"You basically have 30 years of accumulated debt that funds consumption and that has to unwind," he said. "And as it unwinds, it's going to have implications on economic activity and it's impossible that it won't ultimately find its way back to U.S. companies."
Data from the St Louis Federal Reserve show that outstanding debt in non-financial and non-farm companies in the U.S. rose to an all-time high of $7.8 trillion at the end of 2011, up 6 percent from a year ago.
However, Mark Matthews, Head of Research, Asia At Bank Julius Baer said the U.S. corporate debt is actually improving and stocks are looking relatively cheap.
"The chart of debt looks scary but in relative terms it has come down a lot, and the corporate sector in the U.S. has a tremendous amount of cash, about $1.25 trillion, a 60-year high relative to assets," Matthews said. "This bodes well for increased dividends and mergers and acquisitions."

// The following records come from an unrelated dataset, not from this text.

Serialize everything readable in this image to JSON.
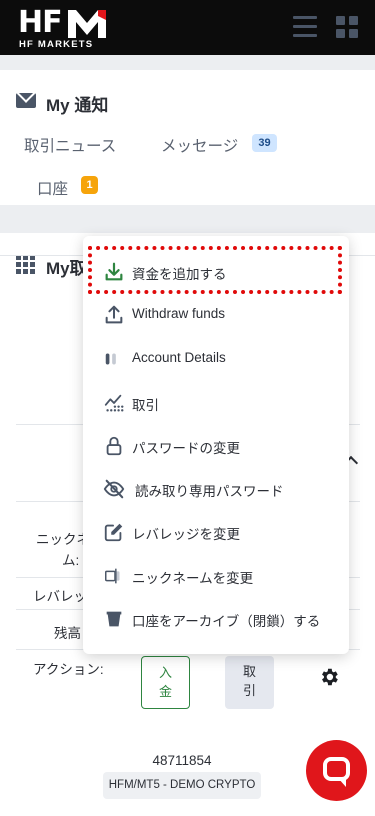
{
  "header": {
    "logo_main": "HF",
    "logo_sub": "HF MARKETS"
  },
  "notifications": {
    "title": "My 通知",
    "tabs": [
      {
        "label": "取引ニュース",
        "count": ""
      },
      {
        "label": "メッセージ",
        "count": "39"
      },
      {
        "label": "口座",
        "count": "1"
      }
    ]
  },
  "accounts": {
    "title_visible": "My取",
    "row_labels": [
      "ニックネー",
      "ム:",
      "レバレッ",
      "残高",
      "アクション:"
    ],
    "deposit_label_line1": "入",
    "deposit_label_line2": "金",
    "trade_label_line1": "取",
    "trade_label_line2": "引",
    "account_number": "48711854",
    "account_type": "HFM/MT5 - DEMO CRYPTO"
  },
  "dropdown": {
    "items": [
      {
        "label": "資金を追加する",
        "icon": "download-icon"
      },
      {
        "label": "Withdraw funds",
        "icon": "upload-icon"
      },
      {
        "label": "Account Details",
        "icon": "info-icon"
      },
      {
        "label": "取引",
        "icon": "trend-icon"
      },
      {
        "label": "パスワードの変更",
        "icon": "lock-icon"
      },
      {
        "label": "読み取り専用パスワード",
        "icon": "eye-off-icon"
      },
      {
        "label": "レバレッジを変更",
        "icon": "edit-icon"
      },
      {
        "label": "ニックネームを変更",
        "icon": "rename-icon"
      },
      {
        "label": "口座をアーカイブ（閉鎖）する",
        "icon": "archive-icon"
      }
    ]
  },
  "colors": {
    "header_bg": "#0c0c0c",
    "accent_red": "#e0161b",
    "deposit_green": "#2e8540",
    "badge_orange": "#f6a40b",
    "badge_blue": "#cfe5ff"
  }
}
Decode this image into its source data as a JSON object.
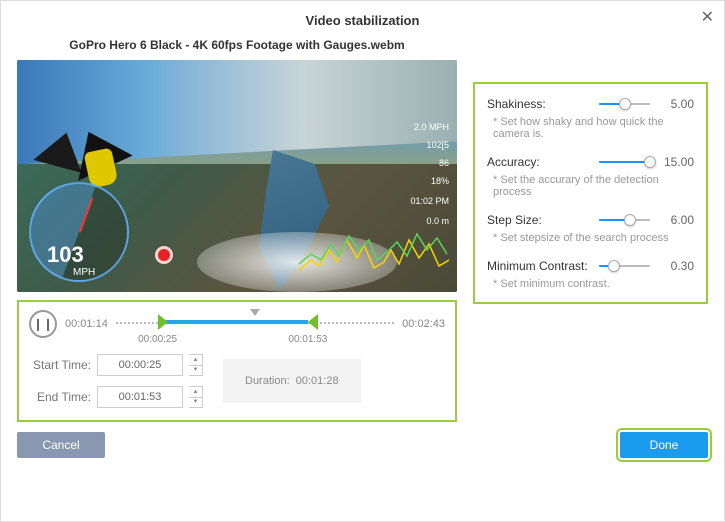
{
  "title": "Video stabilization",
  "video_title": "GoPro Hero 6 Black - 4K 60fps Footage with Gauges.webm",
  "gauge": {
    "speed": "103",
    "unit": "MPH"
  },
  "overlay": {
    "altitude": "2.0 MPH",
    "speed": "102[5",
    "p1": "86",
    "p2": "18%",
    "time": "01:02 PM",
    "date": "0.0 m"
  },
  "timeline": {
    "current": "00:01:14",
    "total": "00:02:43",
    "range_start_label": "00:00:25",
    "range_end_label": "00:01:53",
    "start_pct": 15,
    "end_pct": 69
  },
  "inputs": {
    "start_label": "Start Time:",
    "start_value": "00:00:25",
    "end_label": "End Time:",
    "end_value": "00:01:53",
    "duration_label": "Duration:",
    "duration_value": "00:01:28"
  },
  "settings": [
    {
      "label": "Shakiness:",
      "value": "5.00",
      "pct": 50,
      "desc": "* Set how shaky and how quick the camera is."
    },
    {
      "label": "Accuracy:",
      "value": "15.00",
      "pct": 100,
      "desc": "* Set the accurary of the detection process"
    },
    {
      "label": "Step Size:",
      "value": "6.00",
      "pct": 60,
      "desc": "* Set stepsize of the search process"
    },
    {
      "label": "Minimum Contrast:",
      "value": "0.30",
      "pct": 30,
      "desc": "* Set minimum contrast."
    }
  ],
  "buttons": {
    "cancel": "Cancel",
    "done": "Done"
  }
}
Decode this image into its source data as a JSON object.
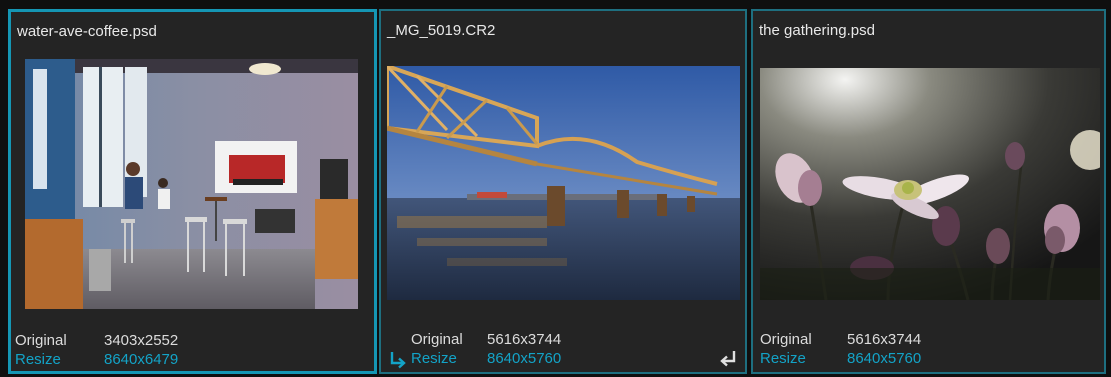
{
  "cards": [
    {
      "filename": "water-ave-coffee.psd",
      "original_label": "Original",
      "original_value": "3403x2552",
      "resize_label": "Resize",
      "resize_value": "8640x6479",
      "selected": true
    },
    {
      "filename": "_MG_5019.CR2",
      "original_label": "Original",
      "original_value": "5616x3744",
      "resize_label": "Resize",
      "resize_value": "8640x5760",
      "selected": false
    },
    {
      "filename": "the gathering.psd",
      "original_label": "Original",
      "original_value": "5616x3744",
      "resize_label": "Resize",
      "resize_value": "8640x5760",
      "selected": false
    }
  ],
  "icons": {
    "card2_resize_prefix": "return-arrow-icon",
    "card2_corner": "enter-arrow-icon"
  },
  "colors": {
    "accent": "#13a3c7",
    "selected_border": "#1596b4",
    "card_bg": "#242424"
  }
}
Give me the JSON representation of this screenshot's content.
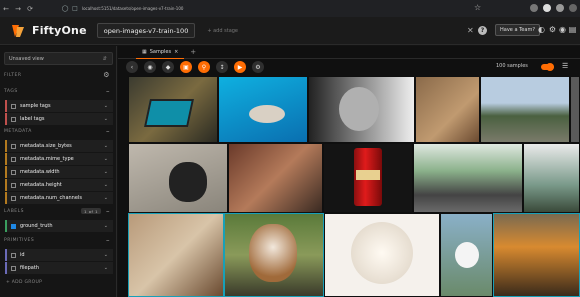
{
  "browser": {
    "url": "localhost:5151/datasets/open-images-v7-train-100"
  },
  "app": {
    "brand": "FiftyOne",
    "dataset_name": "open-images-v7-train-100",
    "add_stage_placeholder": "+ add stage",
    "teams_button": "Have a Team?",
    "help_glyph": "?"
  },
  "sidebar": {
    "view_selector": "Unsaved view",
    "filter_label": "FILTER",
    "sections": {
      "tags": "TAGS",
      "metadata": "METADATA",
      "labels": "LABELS",
      "primitives": "PRIMITIVES"
    },
    "tag_rows": [
      "sample tags",
      "label tags"
    ],
    "metadata_rows": [
      "metadata.size_bytes",
      "metadata.mime_type",
      "metadata.width",
      "metadata.height",
      "metadata.num_channels"
    ],
    "labels_count": "1 of 1",
    "label_rows": [
      "ground_truth"
    ],
    "primitive_rows": [
      "id",
      "filepath"
    ],
    "add_group": "+ ADD GROUP"
  },
  "main": {
    "tab_label": "Samples",
    "sample_count": "100 samples"
  },
  "icons": {
    "accent": "#ff6d04",
    "selected_border": "#18a0b8",
    "tag_color": "#c0504d",
    "metadata_color": "#b37a1f",
    "labels_color": "#3a9e5f"
  }
}
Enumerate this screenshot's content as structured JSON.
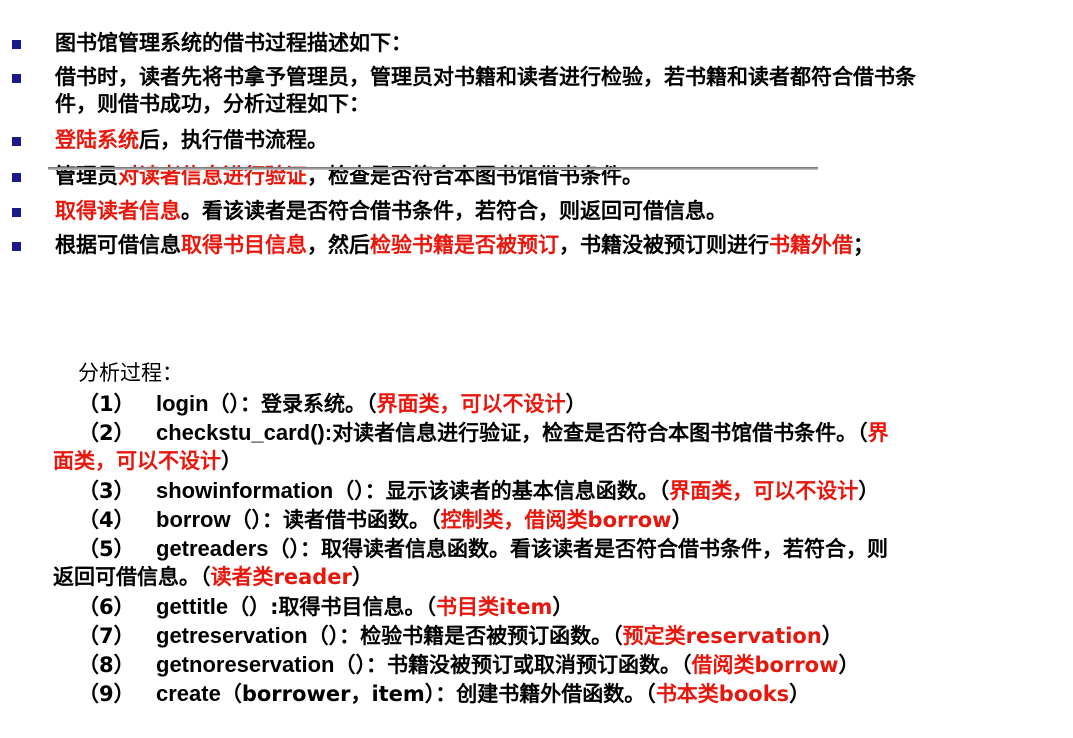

Besides Kovensky, another analyst who is worried about the U.S. debt is Nicholas Ferres, Investment Director of Global Asset Allocation at Eastspring Investments. He believes while U.S. firms should be able to finance their debt, investors cannot ignore it.
The fallout in the U.S. corporate sector will come when the U.S. government and households stop spending, he said.
"Debt was essentially "swapped" from the private sector to the public sector," said Ferres. "What happens if the household sector no longer reduces savings to fund consumption or the public sector is forced to consolidate?"
By CNBC’s Jean Chua.